The teapot is a must for those serving hot tea in their establishments. Not only does the design of the tea pot lend itself to easy pouring and handling, the look of it can provide a nostalgic feeling to the experience. Whether you're looking for the heat-holding properties of stainless steel or the visual charm of porcelain and ceramic pots, there's sure to be a teapot that will add to your customers' tea experience. More
Tea pots have been a part of the tea drinking experience since ancient China. While the first tea pots were made of ceramic, today, they are made of a number of different materials and finishes. The look and function of the teapot are the most important considerations when choosing the right one for your needs. You should also to determine whether you will be brewing tea in the pot or simply serving prepared tea. Finally, you'll need to decide if you want to go with a traditional tea pot or an electric tea kettle.
Many teapots will come with brew baskets, infusers, or filters configured into the pot. If so, you'll want to make sure the basket will allow enough room for the tea leaves to move around, if you want to maximize the extraction of flavors. These elements may be stainless steel mesh, or incorporated into the design of the ceramic or porcelain. Depending on the number of people you'll be serving, the size of the pot, as well as the basket, will be different. A good rule of thumb is to serve one teaspoon of tea to every eight ounces of water, keeping in mind that teas like oolong and gunpowder may require a bit more or less.
Ceramic teapots are generally thicker and stronger than other types and have properties that naturally retain heat. They allow very little of the liquid to seep through the pot, and they brew quickly. When shopping for a great ceramic teapot, you'll want to look for one that has a spout that narrows at the end. This will provide better control when pouring. Also, these pots may be glazed or unglazed. Glaze will help make the pot airtight and the surface smooth. If you choose one that is unglazed on the inside, there could be some flavor transfer between batches, due to the grainy surface that can absorb flavors. It is recommended that you only use one variety of tea in pots that aren't glazed.
Porcelain teapots are a bit more fragile due to their lighter composition, and they can be translucent to a degree. Porcelain is watertight and its surface is smooth, even without a glaze. Its fineness allows for intricate details in design, and porcelain teapots are known for their beautiful patterns and overall fine appearance.
Glass teapots are made of clear or colored tempered glass. While colored glass teapots may add a decorative touch, clear glass teapots afford the chance to watch the magic that's happening within. Many tea drinkers enjoy watching “the agony of the leaves,” which occurs when the tea leaves unfurl to exude their bouquets. This is an especially fascinating experience when using jasmine pearl or oolong teas that are rolled or twisted during processing. Many tea aficionados will know when their tea has steeped properly simply by the color of the brew. When using a glass tea pot, you will either need to choose one with an insulated handle or use a pot holder to keep hands from getting burned, since glass is such an efficient insulator.

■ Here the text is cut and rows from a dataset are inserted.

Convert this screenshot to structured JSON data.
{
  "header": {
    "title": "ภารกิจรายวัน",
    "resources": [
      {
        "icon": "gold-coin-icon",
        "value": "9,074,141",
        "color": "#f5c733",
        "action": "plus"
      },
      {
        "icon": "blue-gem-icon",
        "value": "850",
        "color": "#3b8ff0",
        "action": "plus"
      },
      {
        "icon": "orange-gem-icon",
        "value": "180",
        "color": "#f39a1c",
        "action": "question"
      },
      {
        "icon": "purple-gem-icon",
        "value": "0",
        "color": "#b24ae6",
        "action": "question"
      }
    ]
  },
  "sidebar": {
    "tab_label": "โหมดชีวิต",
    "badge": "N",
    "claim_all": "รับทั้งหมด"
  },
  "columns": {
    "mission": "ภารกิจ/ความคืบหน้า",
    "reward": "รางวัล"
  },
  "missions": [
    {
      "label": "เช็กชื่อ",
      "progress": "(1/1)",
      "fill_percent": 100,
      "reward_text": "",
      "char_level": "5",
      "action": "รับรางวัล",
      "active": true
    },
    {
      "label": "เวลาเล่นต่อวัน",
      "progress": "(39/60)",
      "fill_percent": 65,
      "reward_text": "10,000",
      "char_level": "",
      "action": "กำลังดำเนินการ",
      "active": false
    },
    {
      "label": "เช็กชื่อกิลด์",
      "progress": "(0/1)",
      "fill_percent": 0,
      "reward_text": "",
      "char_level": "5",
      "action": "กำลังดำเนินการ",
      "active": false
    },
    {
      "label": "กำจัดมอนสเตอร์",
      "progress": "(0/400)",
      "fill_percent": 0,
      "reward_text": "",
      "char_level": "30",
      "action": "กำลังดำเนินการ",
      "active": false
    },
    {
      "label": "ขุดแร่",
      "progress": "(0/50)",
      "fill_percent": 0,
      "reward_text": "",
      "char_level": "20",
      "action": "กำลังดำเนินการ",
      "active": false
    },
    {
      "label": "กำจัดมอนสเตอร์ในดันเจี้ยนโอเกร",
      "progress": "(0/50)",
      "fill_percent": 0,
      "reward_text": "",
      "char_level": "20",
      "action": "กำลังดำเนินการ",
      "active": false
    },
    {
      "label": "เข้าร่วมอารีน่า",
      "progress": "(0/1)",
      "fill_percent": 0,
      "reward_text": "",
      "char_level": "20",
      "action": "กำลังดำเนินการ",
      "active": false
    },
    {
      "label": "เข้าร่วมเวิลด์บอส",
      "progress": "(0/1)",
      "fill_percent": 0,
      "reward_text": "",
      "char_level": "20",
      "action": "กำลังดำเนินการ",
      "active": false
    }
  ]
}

Stainless steel is an excellent material for brewing and serving tea. Tea pitchers made of stainless steel are much more durable than their glass and ceramic counterparts. They can typically withstand being dropped, only suffering minor denting, while the others have the potential to crack, break, or even shatter upon impact. Stainless steel is also easy to clean and keeps tea piping hot for a long time.
Electric Tea Kettles
In some instances, a traditional teapot may not be a feasible choice for your establishment. In this case, an electric tea kettle may allow you to brew tea to satisfy your customers without taking up a lot of extra time and labor. These kettles bring water to a boil quickly, and can be used in a variety of applications beyond tea, like cereal, hot chocolate, and soup. Some of them are very utilitarian in form, while others take a more modern approach to teapot design. They come in a wide assortment of finishes and colors to match virtually any décor.